Concept: When work is done out of sequence, knowledge gaps are inevitable. To bridge the gaps, performers must make assumptions about missing inputs. At some point, the missing information becomes available, and when it does, it often differs from the assumptions. That means what has already been done must be reworked.
Rework is doubly wasteful. First, and obviously, redoing what has already been done is lost time and money—time that could be spent completing new deliverables. Second, and less obviously, the time spent making the assumptions is also lost time and money—it too could have been spent on completing new deliverables. In both cases, performers feel frustration with a work process that is the exact opposite of “one and done”. They want to stop wasting time.

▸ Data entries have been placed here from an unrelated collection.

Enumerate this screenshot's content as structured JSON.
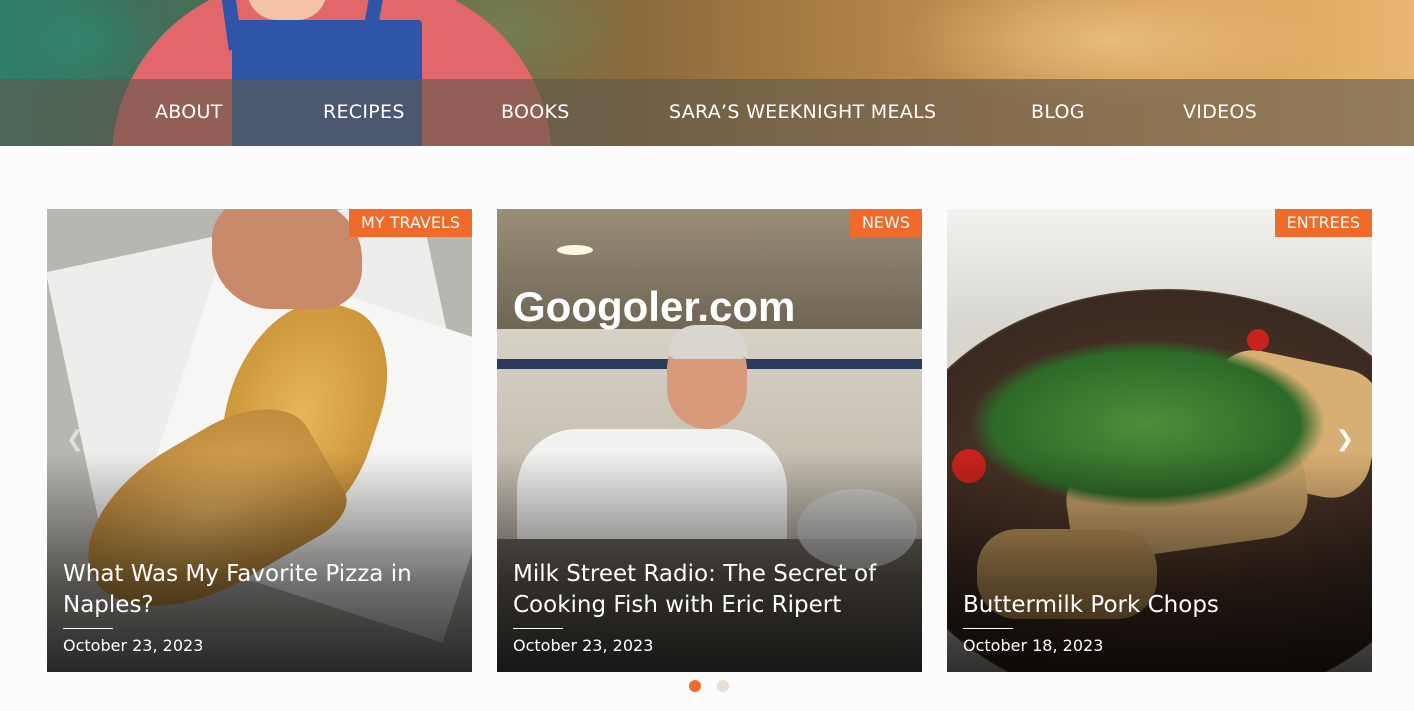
{
  "nav": {
    "items": [
      {
        "label": "ABOUT"
      },
      {
        "label": "RECIPES"
      },
      {
        "label": "BOOKS"
      },
      {
        "label": "SARA’S WEEKNIGHT MEALS"
      },
      {
        "label": "BLOG"
      },
      {
        "label": "VIDEOS"
      }
    ]
  },
  "carousel": {
    "cards": [
      {
        "category": "MY TRAVELS",
        "title": "What Was My Favorite Pizza in Naples?",
        "date": "October 23, 2023"
      },
      {
        "category": "NEWS",
        "title": "Milk Street Radio: The Secret of Cooking Fish with Eric Ripert",
        "date": "October 23, 2023",
        "watermark": "Googoler.com"
      },
      {
        "category": "ENTREES",
        "title": "Buttermilk Pork Chops",
        "date": "October 18, 2023"
      }
    ],
    "prev_icon": "chevron-left-icon",
    "next_icon": "chevron-right-icon",
    "active_page": 1,
    "page_count": 2
  },
  "colors": {
    "accent": "#f06a2a",
    "nav_overlay": "#5f584e",
    "page_background": "#fcfcfc"
  }
}
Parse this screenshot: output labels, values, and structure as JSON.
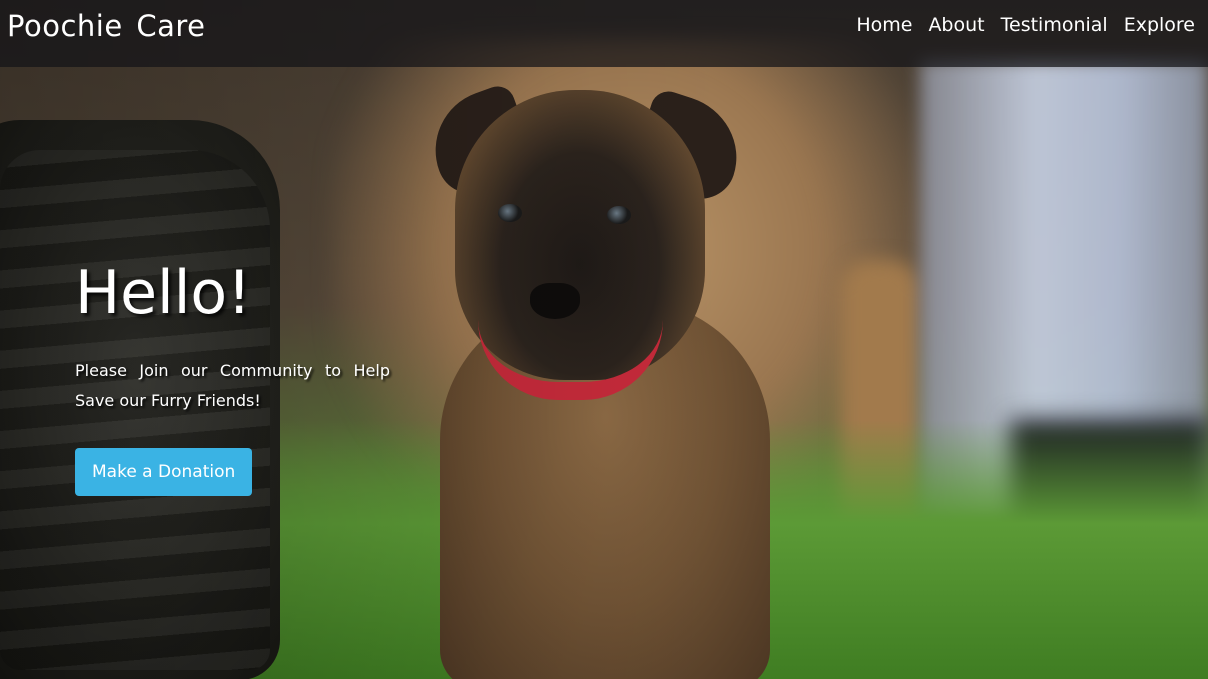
{
  "navbar": {
    "brand": "Poochie Care",
    "links": [
      {
        "label": "Home"
      },
      {
        "label": "About"
      },
      {
        "label": "Testimonial"
      },
      {
        "label": "Explore"
      }
    ]
  },
  "hero": {
    "title": "Hello!",
    "subtitle": "Please Join our Community to Help Save our Furry Friends!",
    "cta_label": "Make a Donation"
  },
  "colors": {
    "navbar_bg": "#141418",
    "cta_bg": "#3ab3e4",
    "text": "#ffffff",
    "collar_red": "#c42a3a"
  }
}
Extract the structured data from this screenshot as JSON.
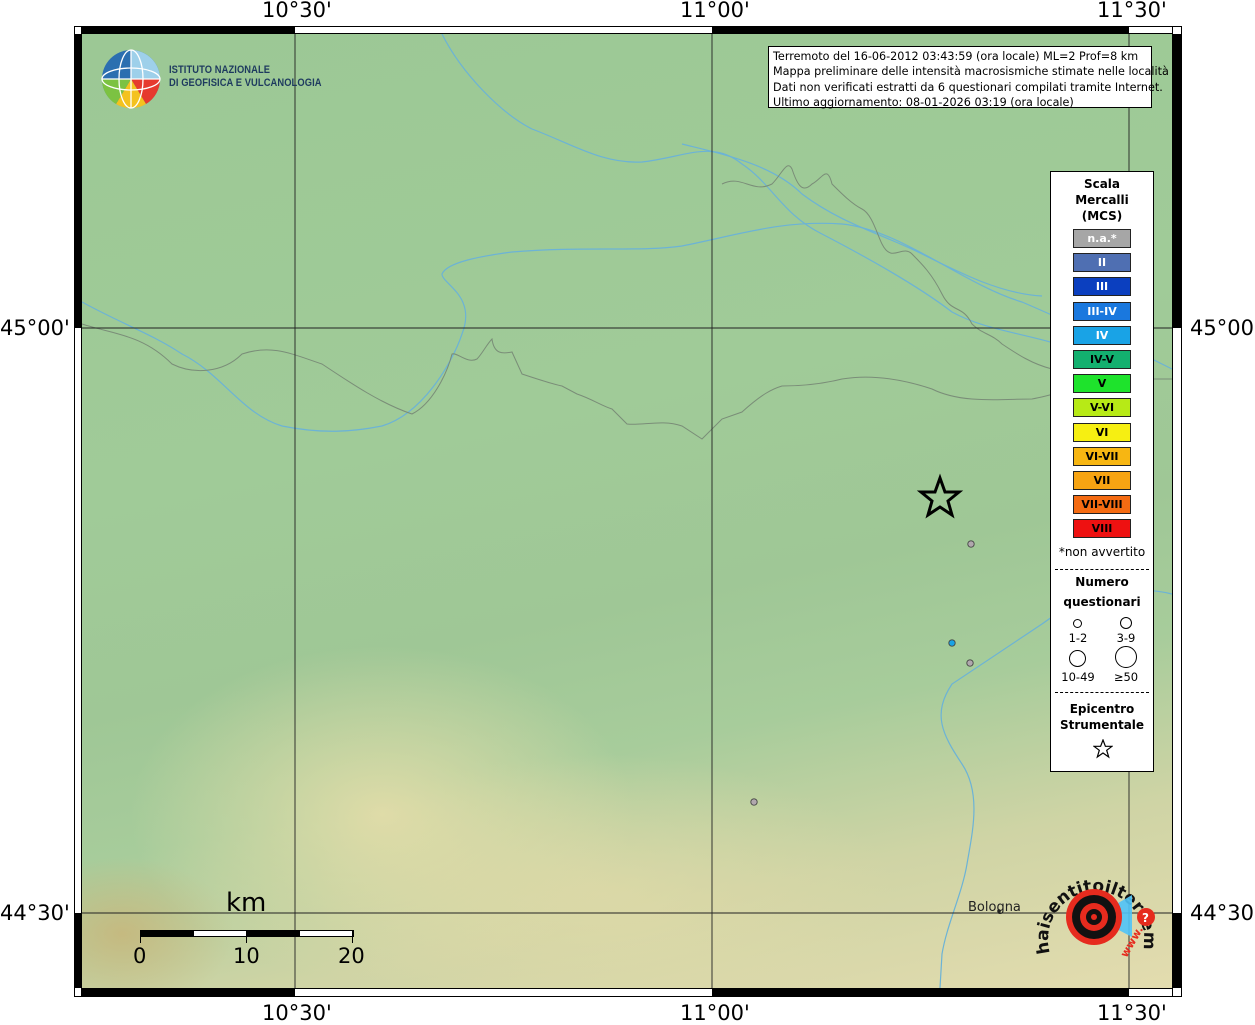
{
  "institute": {
    "name_line1": "ISTITUTO NAZIONALE",
    "name_line2": "DI GEOFISICA E VULCANOLOGIA"
  },
  "info_box": {
    "line1": "Terremoto del 16-06-2012 03:43:59 (ora locale) ML=2 Prof=8 km",
    "line2": "Mappa preliminare delle intensità macrosismiche stimate nelle località",
    "line3": "Dati non verificati estratti da 6 questionari compilati tramite Internet.",
    "line4": "Ultimo aggiornamento: 08-01-2026 03:19 (ora locale)"
  },
  "axes": {
    "lon_ticks": [
      "10°30'",
      "11°00'",
      "11°30'"
    ],
    "lat_ticks": [
      "45°00'",
      "44°30'"
    ]
  },
  "legend": {
    "title_line1": "Scala",
    "title_line2": "Mercalli",
    "title_line3": "(MCS)",
    "items": [
      {
        "label": "n.a.*",
        "color": "#a6a6a6",
        "text_color": "#ffffff"
      },
      {
        "label": "II",
        "color": "#4f6fb2",
        "text_color": "#ffffff"
      },
      {
        "label": "III",
        "color": "#0b3fbf",
        "text_color": "#ffffff"
      },
      {
        "label": "III-IV",
        "color": "#1a78de",
        "text_color": "#ffffff"
      },
      {
        "label": "IV",
        "color": "#19a3e6",
        "text_color": "#ffffff"
      },
      {
        "label": "IV-V",
        "color": "#13b06f",
        "text_color": "#000000"
      },
      {
        "label": "V",
        "color": "#1ee32c",
        "text_color": "#000000"
      },
      {
        "label": "V-VI",
        "color": "#b7ea16",
        "text_color": "#000000"
      },
      {
        "label": "VI",
        "color": "#f6ef12",
        "text_color": "#000000"
      },
      {
        "label": "VI-VII",
        "color": "#f7b612",
        "text_color": "#000000"
      },
      {
        "label": "VII",
        "color": "#f7a412",
        "text_color": "#000000"
      },
      {
        "label": "VII-VIII",
        "color": "#f46b12",
        "text_color": "#000000"
      },
      {
        "label": "VIII",
        "color": "#ee1111",
        "text_color": "#000000"
      }
    ],
    "footnote": "*non avvertito",
    "count_title_line1": "Numero",
    "count_title_line2": "questionari",
    "count_classes": [
      "1-2",
      "3-9",
      "10-49",
      "≥50"
    ],
    "epicenter_title_line1": "Epicentro",
    "epicenter_title_line2": "Strumentale"
  },
  "scale_bar": {
    "unit": "km",
    "ticks": [
      "0",
      "10",
      "20"
    ]
  },
  "places": [
    {
      "name": "Bologna"
    }
  ],
  "observations": [
    {
      "intensity": "n.a.",
      "color": "#b0a7ad"
    },
    {
      "intensity": "IV",
      "color": "#19a3e6"
    },
    {
      "intensity": "n.a.",
      "color": "#b0a7ad"
    },
    {
      "intensity": "n.a.",
      "color": "#b0a7ad"
    }
  ],
  "epicenter": {
    "symbol": "star"
  },
  "hsit_logo": {
    "text_main": "haisentitoilterremoto.it",
    "text_url": "www."
  }
}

Knowing rework will be required and even knowing which tasks are likely to cause rework are important but only part of what you need to know to stop losing time. What’s missing is a fix on the impact of rework.
Figure 1
Practice: One key impact of rework is on cost. As explained in last month’s post, the Schedule Adherence Index (SAI) offers a way to estimate the amount of rework in a period. The next step is to estimate the cost of rework over the whole project.
Given that the amount of rework equals the area under a curve, the cost of rework for the period is simply that area multiplied by the budget, that is:
Equation 21^{[1]}
By adding up the rework cost for each period, we get the cumulative cost of work for the project up to and including the Actual Time:
Equation 22
The rework cost for the whole project (Rework_{Tot}) can then be forecasted:
Equation 23
The forecast acknowledges the estimated cost of rework up to the current time (Rework_{Cum}) and then forecasts the budget impact over the remainder of the project. The forecast uses the current value of SAI as a benchmark level of performance, specifically for adherence to the schedule. It then applies that level of performance to the remaining budget.
In effect, the forecast says that, assuming the same level of performance on the remaining work (as represented by the remaining budget), here is the amount of budget that will be required for the rework that is to come. Add that to the rework cost already incurred, and the result is the rework cost for the whole project. [2]
Finally, we’ve arrived at the cost of rework—a metric that can be used to assess schedule performance.
One advantage of the metric is that the forecast is meaningful across the whole project timeline. The necessary rise of PFactor to 1.0 does not influence the cost of rework because the amount of rework has been normalized to the remaining work on the project. As already pointed out, this cancels the effect of increases in knowledge and decreases in candidates for rework.
Armed with the cost of rework, we’re now in a position to use the information in managing the project.
Notes:
[1] The equation numbering scheme continues from the previous post, as all of the equations are connected.
[2] As Walt notes, this is reminiscent of the EVM formula for the Estimate at Completion (EAC), EAC=AC + ((BACEV)/CPI), where AC is the Actual Cost and CPI is the Cost Performance Index.
References:
Lipke, W. (2012). Schedule Adherence and Rework. CrossTalk, NovemberDecember.
Lipke, W. (2011b) Schedule Adherence and Rework. PM World Today, July.
Lipke, W. (2011a) Schedule Adherence and Rework. The Measurable News, Issue 1 (corrected version).